A big chunk of money from the state’s richest man could not buy much Republican primary love for conservative businessman Ken Griffin’s slate of candidates in Tuesday’s election for Illinois governor and other statewide offices.
Days after announcing his family and business would leave the state for Florida, Griffin reaped a weak return on his $50 million investment in the formerly obscure mayor of Aurora, Richard Irvin.
Instead, the winner in the proxy battle of right-wing billionaires was Dick Uihlein, the Lake Forest packaging magnate who was the primary source of funds for the successful campaign of state Sen. Darren Bailey in the GOP race for governor.
After spending nearly $54 million to defeat an income-tax hike on the richest people in the state in 2020, Griffin promised he would do as much as he could to prevent that proposal’s chief backer, the first-term Democratic Gov. JB Pritzker, from winning four more years in 2022.
And Griffin put his money where his mouth was, bankrolling the Irvin campaign almost single-handedly.
“Except for wealthy politicians who bankroll their own campaign, this is the largest amount ever given by a single donor to a U.S. candidate at any level,” according to a report from the Center for Media and Democracy, a progressive watchdog group based in Madison, Wis.

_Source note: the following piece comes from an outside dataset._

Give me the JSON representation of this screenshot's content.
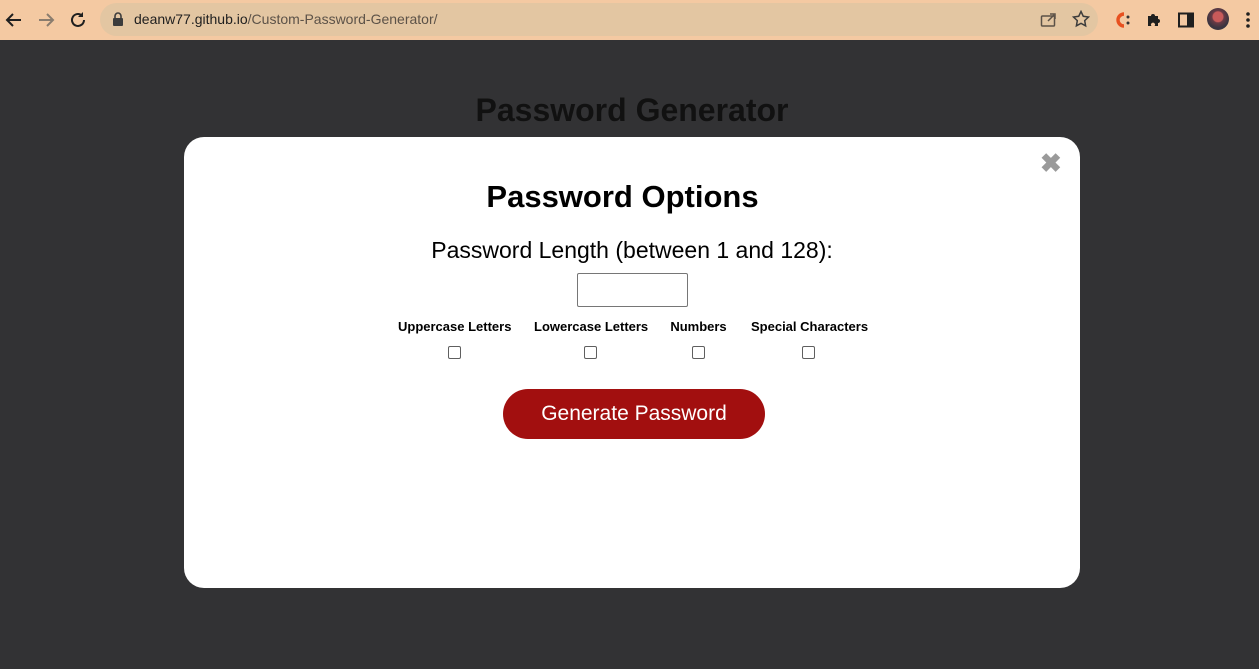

But Griffin’s efforts to influence the governor’s race faced major competition from not only Uihlein but also Pritzker — who spent heavily from his own personal fortune to ensure he would face Bailey, instead of Irvin, in the November general election. Pritzker and the Democratic Governors Association spent tens of millions of dollars in the GOP primary, according to Republican and Democratic sources.
In a statement after Irvin conceded the race Tuesday evening, Griffin did not mention Uihlein or Bailey, blaming Irvin’s defeat entirely on Pritzker and the Democrats.
“I believe Richard Irvin would have been a terrific Governor, and I am proud to have supported his campaign,” Griffin said. “The unprecedented tens of millions of dollars spent by Pritzker and national Democrats in the Republican Primary to avoid facing Richard in the General Election demonstrated he was the right candidate.”
Griffin also took this parting shot at the governor: “The people of Illinois deserve so much better than four more years of the out-of-control crime, high taxes, and continued corruption that have defined J.B. Pritzker’s time in office.”
It’s unclear if Griffin will continue his heavy spending in Illinois politics after he and his Citadel hedge fund have packed up and left for Miami. But what was obvious was that his latest big bet on elections in this state was a big failure, up and down the ballot.
The Griffin-supported candidate for secretary of state, John Milhiser, and his pick for attorney general, Steve Kim, also lost Tuesday.
The $50 million from Griffin accounted for nearly 95% of what Irvin took into his campaign account, records show.
Griffin also gave $6,000 each to other candidates he endorsed in statewide races: Milhiser, Kim, Shannon Teresi (running unopposed for the GOP nomination for comptroller) and Tom Demmer (unopposed for the Republican nod for state treasurer).
But Irvin funneled some of the huge amounts he got from Griffin to the down-ballot candidates on the slate. Records show Irvin passed on more than $700,000 to Milhiser, more than $500,000 to Kim and $50,000 to Teresi.
Uihlein spent far less than Griffin in this election cycle. He gave $9 million to Bailey and more than $8 million to the People Who Play By The Rules PAC, which ran ads against Irvin.
The contributions from Uihlein represented nearly 77% of all the money raised in the campaign by Bailey, a farmer from the small town of Louisville, Ill., which is about 240 miles south of Chicago.
Griffin and Uihlein also clashed in the 15th Illinois Congressional District’s Republican primary between two incumbent U.S. representatives, Mary Miller and Rodney Davis. Miller defeated Davis on Tuesday.
While Griffin gave $1.5 million to a group opposing Miller — who was endorsed by former President Donald Trump — Uihlein gave $3 million to a political fund that helped Miller and attacked Davis, according to federal campaign-disclosure reports.
In state and local races alone, Griffin has contributed a total of about $179 million in Illinois in the past couple decades, including:
$53.7 million to defeat the graduated income tax amendment two years ago.
$36 million to Bruce Rauner’s winning bid for governor in 2014 and his losing re-election bid four years later.
$10.75 million to give the Illinois Supreme Court a more conservative bent.
And Illinois is not the only place where Griffin has spent heavily in this year’s elections.
He has “become the largest GOP mega-donor in the country for combined federal and state campaigns this election cycle,” according to Center for Media and Democracy researcher Don Wiener.
Even as he spent more in Illinois than in any other state this year, Griffin also contributed roughly $42 million to Republican candidates at the federal level — more than anybody in U.S. politics except Democrat supporter George Soros, Wiener found.
Dan Mihalopoulos is an investigative reporter on WBEZ’s Government & Politics Team. Follow him @dmihalopoulos.